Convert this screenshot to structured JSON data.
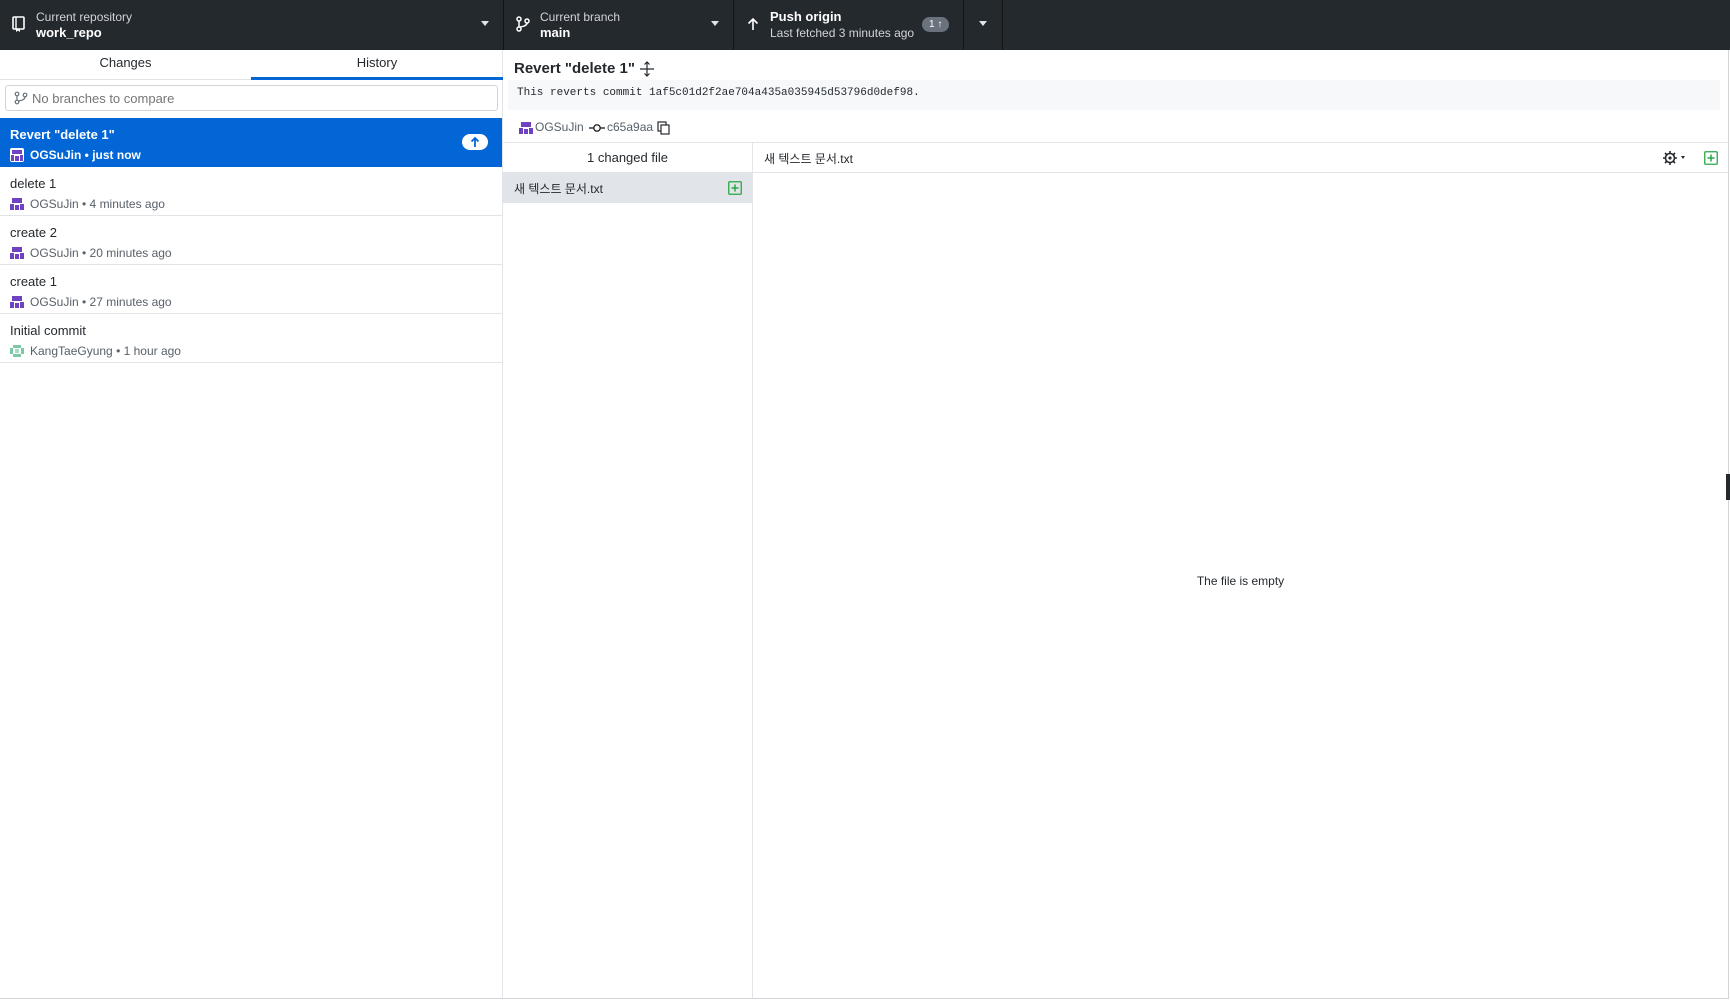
{
  "toolbar": {
    "repository": {
      "label": "Current repository",
      "value": "work_repo"
    },
    "branch": {
      "label": "Current branch",
      "value": "main"
    },
    "push": {
      "label": "Push origin",
      "status": "Last fetched 3 minutes ago",
      "badge": "1 ↑"
    }
  },
  "sidebar": {
    "tabs": [
      {
        "label": "Changes"
      },
      {
        "label": "History"
      }
    ],
    "selected_tab": "History",
    "compare": {
      "placeholder": "No branches to compare"
    },
    "commits": [
      {
        "title": "Revert \"delete 1\"",
        "meta": "OGSuJin • just now",
        "selected": true
      },
      {
        "title": "delete 1",
        "meta": "OGSuJin • 4 minutes ago"
      },
      {
        "title": "create 2",
        "meta": "OGSuJin • 20 minutes ago"
      },
      {
        "title": "create 1",
        "meta": "OGSuJin • 27 minutes ago"
      },
      {
        "title": "Initial commit",
        "meta": "KangTaeGyung • 1 hour ago"
      }
    ]
  },
  "detail": {
    "title": "Revert \"delete 1\"",
    "description": "This reverts commit 1af5c01d2f2ae704a435a035945d53796d0def98.",
    "author": "OGSuJin",
    "sha": "c65a9aa",
    "changed_files_label": "1 changed file",
    "files": [
      {
        "name": "새 텍스트 문서.txt",
        "status": "added"
      }
    ],
    "diff": {
      "filename": "새 텍스트 문서.txt",
      "empty_message": "The file is empty"
    }
  },
  "colors": {
    "toolbar_bg": "#24292e",
    "accent": "#0366d6",
    "added_green": "#28a745",
    "avatar_purple": "#6f42c1"
  },
  "icons": [
    "repo-icon",
    "branch-icon",
    "arrow-up-icon",
    "caret-down-icon",
    "git-compare-icon",
    "avatar-icon",
    "expand-icon",
    "commit-icon",
    "copy-icon",
    "file-added-icon",
    "gear-icon"
  ]
}
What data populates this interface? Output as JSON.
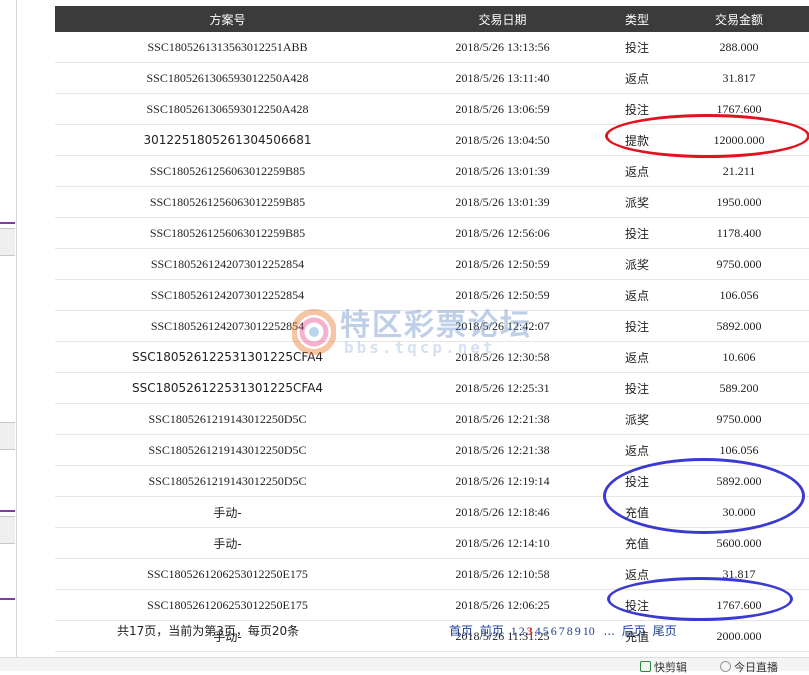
{
  "table": {
    "headers": {
      "plan_no": "方案号",
      "date": "交易日期",
      "type": "类型",
      "amount": "交易金额"
    },
    "rows": [
      {
        "plan_no": "SSC1805261313563012251ABB",
        "date": "2018/5/26 13:13:56",
        "type": "投注",
        "amount": "288.000"
      },
      {
        "plan_no": "SSC1805261306593012250A428",
        "date": "2018/5/26 13:11:40",
        "type": "返点",
        "amount": "31.817"
      },
      {
        "plan_no": "SSC1805261306593012250A428",
        "date": "2018/5/26 13:06:59",
        "type": "投注",
        "amount": "1767.600"
      },
      {
        "plan_no": "301225180526130450668​1",
        "date": "2018/5/26 13:04:50",
        "type": "提款",
        "amount": "12000.000"
      },
      {
        "plan_no": "SSC1805261256063012259B85",
        "date": "2018/5/26 13:01:39",
        "type": "返点",
        "amount": "21.211"
      },
      {
        "plan_no": "SSC1805261256063012259B85",
        "date": "2018/5/26 13:01:39",
        "type": "派奖",
        "amount": "1950.000"
      },
      {
        "plan_no": "SSC1805261256063012259B85",
        "date": "2018/5/26 12:56:06",
        "type": "投注",
        "amount": "1178.400"
      },
      {
        "plan_no": "SSC1805261242073012252854",
        "date": "2018/5/26 12:50:59",
        "type": "派奖",
        "amount": "9750.000"
      },
      {
        "plan_no": "SSC1805261242073012252854",
        "date": "2018/5/26 12:50:59",
        "type": "返点",
        "amount": "106.056"
      },
      {
        "plan_no": "SSC1805261242073012252854",
        "date": "2018/5/26 12:42:07",
        "type": "投注",
        "amount": "5892.000"
      },
      {
        "plan_no": "SSC18052612253130​1225CFA4",
        "date": "2018/5/26 12:30:58",
        "type": "返点",
        "amount": "10.606"
      },
      {
        "plan_no": "SSC18052612253130​1225CFA4",
        "date": "2018/5/26 12:25:31",
        "type": "投注",
        "amount": "589.200"
      },
      {
        "plan_no": "SSC1805261219143012250D5C",
        "date": "2018/5/26 12:21:38",
        "type": "派奖",
        "amount": "9750.000"
      },
      {
        "plan_no": "SSC1805261219143012250D5C",
        "date": "2018/5/26 12:21:38",
        "type": "返点",
        "amount": "106.056"
      },
      {
        "plan_no": "SSC1805261219143012250D5C",
        "date": "2018/5/26 12:19:14",
        "type": "投注",
        "amount": "5892.000"
      },
      {
        "plan_no": "手动-",
        "date": "2018/5/26 12:18:46",
        "type": "充值",
        "amount": "30.000"
      },
      {
        "plan_no": "手动-",
        "date": "2018/5/26 12:14:10",
        "type": "充值",
        "amount": "5600.000"
      },
      {
        "plan_no": "SSC1805261206253012250E175",
        "date": "2018/5/26 12:10:58",
        "type": "返点",
        "amount": "31.817"
      },
      {
        "plan_no": "SSC1805261206253012250E175",
        "date": "2018/5/26 12:06:25",
        "type": "投注",
        "amount": "1767.600"
      },
      {
        "plan_no": "手动-",
        "date": "2018/5/26 11:31:25",
        "type": "充值",
        "amount": "2000.000"
      }
    ]
  },
  "footer": {
    "summary": "共17页，当前为第3页，每页20条"
  },
  "pager": {
    "first": "首页",
    "prev": "前页",
    "pages": [
      "1",
      "2",
      "3",
      "4",
      "5",
      "6",
      "7",
      "8",
      "9",
      "10"
    ],
    "current_page": "3",
    "ellipsis": "...",
    "next": "后页",
    "last": "尾页"
  },
  "bottom_bar": {
    "item1": "快剪辑",
    "item2": "今日直播"
  },
  "watermark": {
    "title": "特区彩票论坛",
    "subtitle": "bbs.tqcp.net"
  },
  "colors": {
    "header_bg": "#3b3b3b",
    "link": "#1e3f9a",
    "current_page": "#d42020",
    "annotation_red": "#e0141e",
    "annotation_blue": "#3a3ad0"
  }
}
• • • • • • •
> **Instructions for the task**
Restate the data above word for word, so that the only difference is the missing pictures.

> **Completed exercise**
Convert this screenshot to structured JSON data.
{
  "toolbar": {
    "repository": {
      "label": "Current repository",
      "value": "work_repo"
    },
    "branch": {
      "label": "Current branch",
      "value": "main"
    },
    "push": {
      "label": "Push origin",
      "status": "Last fetched 3 minutes ago",
      "badge": "1 ↑"
    }
  },
  "sidebar": {
    "tabs": [
      {
        "label": "Changes"
      },
      {
        "label": "History"
      }
    ],
    "selected_tab": "History",
    "compare": {
      "placeholder": "No branches to compare"
    },
    "commits": [
      {
        "title": "Revert \"delete 1\"",
        "meta": "OGSuJin • just now",
        "selected": true
      },
      {
        "title": "delete 1",
        "meta": "OGSuJin • 4 minutes ago"
      },
      {
        "title": "create 2",
        "meta": "OGSuJin • 20 minutes ago"
      },
      {
        "title": "create 1",
        "meta": "OGSuJin • 27 minutes ago"
      },
      {
        "title": "Initial commit",
        "meta": "KangTaeGyung • 1 hour ago"
      }
    ]
  },
  "detail": {
    "title": "Revert \"delete 1\"",
    "description": "This reverts commit 1af5c01d2f2ae704a435a035945d53796d0def98.",
    "author": "OGSuJin",
    "sha": "c65a9aa",
    "changed_files_label": "1 changed file",
    "files": [
      {
        "name": "새 텍스트 문서.txt",
        "status": "added"
      }
    ],
    "diff": {
      "filename": "새 텍스트 문서.txt",
      "empty_message": "The file is empty"
    }
  },
  "colors": {
    "toolbar_bg": "#24292e",
    "accent": "#0366d6",
    "added_green": "#28a745",
    "avatar_purple": "#6f42c1"
  },
  "icons": [
    "repo-icon",
    "branch-icon",
    "arrow-up-icon",
    "caret-down-icon",
    "git-compare-icon",
    "avatar-icon",
    "expand-icon",
    "commit-icon",
    "copy-icon",
    "file-added-icon",
    "gear-icon"
  ]
}
What data populates this interface? Output as JSON.
{
  "table": {
    "headers": {
      "plan_no": "方案号",
      "date": "交易日期",
      "type": "类型",
      "amount": "交易金额"
    },
    "rows": [
      {
        "plan_no": "SSC1805261313563012251ABB",
        "date": "2018/5/26 13:13:56",
        "type": "投注",
        "amount": "288.000"
      },
      {
        "plan_no": "SSC1805261306593012250A428",
        "date": "2018/5/26 13:11:40",
        "type": "返点",
        "amount": "31.817"
      },
      {
        "plan_no": "SSC1805261306593012250A428",
        "date": "2018/5/26 13:06:59",
        "type": "投注",
        "amount": "1767.600"
      },
      {
        "plan_no": "301225180526130450668​1",
        "date": "2018/5/26 13:04:50",
        "type": "提款",
        "amount": "12000.000"
      },
      {
        "plan_no": "SSC1805261256063012259B85",
        "date": "2018/5/26 13:01:39",
        "type": "返点",
        "amount": "21.211"
      },
      {
        "plan_no": "SSC1805261256063012259B85",
        "date": "2018/5/26 13:01:39",
        "type": "派奖",
        "amount": "1950.000"
      },
      {
        "plan_no": "SSC1805261256063012259B85",
        "date": "2018/5/26 12:56:06",
        "type": "投注",
        "amount": "1178.400"
      },
      {
        "plan_no": "SSC1805261242073012252854",
        "date": "2018/5/26 12:50:59",
        "type": "派奖",
        "amount": "9750.000"
      },
      {
        "plan_no": "SSC1805261242073012252854",
        "date": "2018/5/26 12:50:59",
        "type": "返点",
        "amount": "106.056"
      },
      {
        "plan_no": "SSC1805261242073012252854",
        "date": "2018/5/26 12:42:07",
        "type": "投注",
        "amount": "5892.000"
      },
      {
        "plan_no": "SSC18052612253130​1225CFA4",
        "date": "2018/5/26 12:30:58",
        "type": "返点",
        "amount": "10.606"
      },
      {
        "plan_no": "SSC18052612253130​1225CFA4",
        "date": "2018/5/26 12:25:31",
        "type": "投注",
        "amount": "589.200"
      },
      {
        "plan_no": "SSC1805261219143012250D5C",
        "date": "2018/5/26 12:21:38",
        "type": "派奖",
        "amount": "9750.000"
      },
      {
        "plan_no": "SSC1805261219143012250D5C",
        "date": "2018/5/26 12:21:38",
        "type": "返点",
        "amount": "106.056"
      },
      {
        "plan_no": "SSC1805261219143012250D5C",
        "date": "2018/5/26 12:19:14",
        "type": "投注",
        "amount": "5892.000"
      },
      {
        "plan_no": "手动-",
        "date": "2018/5/26 12:18:46",
        "type": "充值",
        "amount": "30.000"
      },
      {
        "plan_no": "手动-",
        "date": "2018/5/26 12:14:10",
        "type": "充值",
        "amount": "5600.000"
      },
      {
        "plan_no": "SSC1805261206253012250E175",
        "date": "2018/5/26 12:10:58",
        "type": "返点",
        "amount": "31.817"
      },
      {
        "plan_no": "SSC1805261206253012250E175",
        "date": "2018/5/26 12:06:25",
        "type": "投注",
        "amount": "1767.600"
      },
      {
        "plan_no": "手动-",
        "date": "2018/5/26 11:31:25",
        "type": "充值",
        "amount": "2000.000"
      }
    ]
  },
  "footer": {
    "summary": "共17页，当前为第3页，每页20条"
  },
  "pager": {
    "first": "首页",
    "prev": "前页",
    "pages": [
      "1",
      "2",
      "3",
      "4",
      "5",
      "6",
      "7",
      "8",
      "9",
      "10"
    ],
    "current_page": "3",
    "ellipsis": "...",
    "next": "后页",
    "last": "尾页"
  },
  "bottom_bar": {
    "item1": "快剪辑",
    "item2": "今日直播"
  },
  "watermark": {
    "title": "特区彩票论坛",
    "subtitle": "bbs.tqcp.net"
  },
  "colors": {
    "header_bg": "#3b3b3b",
    "link": "#1e3f9a",
    "current_page": "#d42020",
    "annotation_red": "#e0141e",
    "annotation_blue": "#3a3ad0"
  }
}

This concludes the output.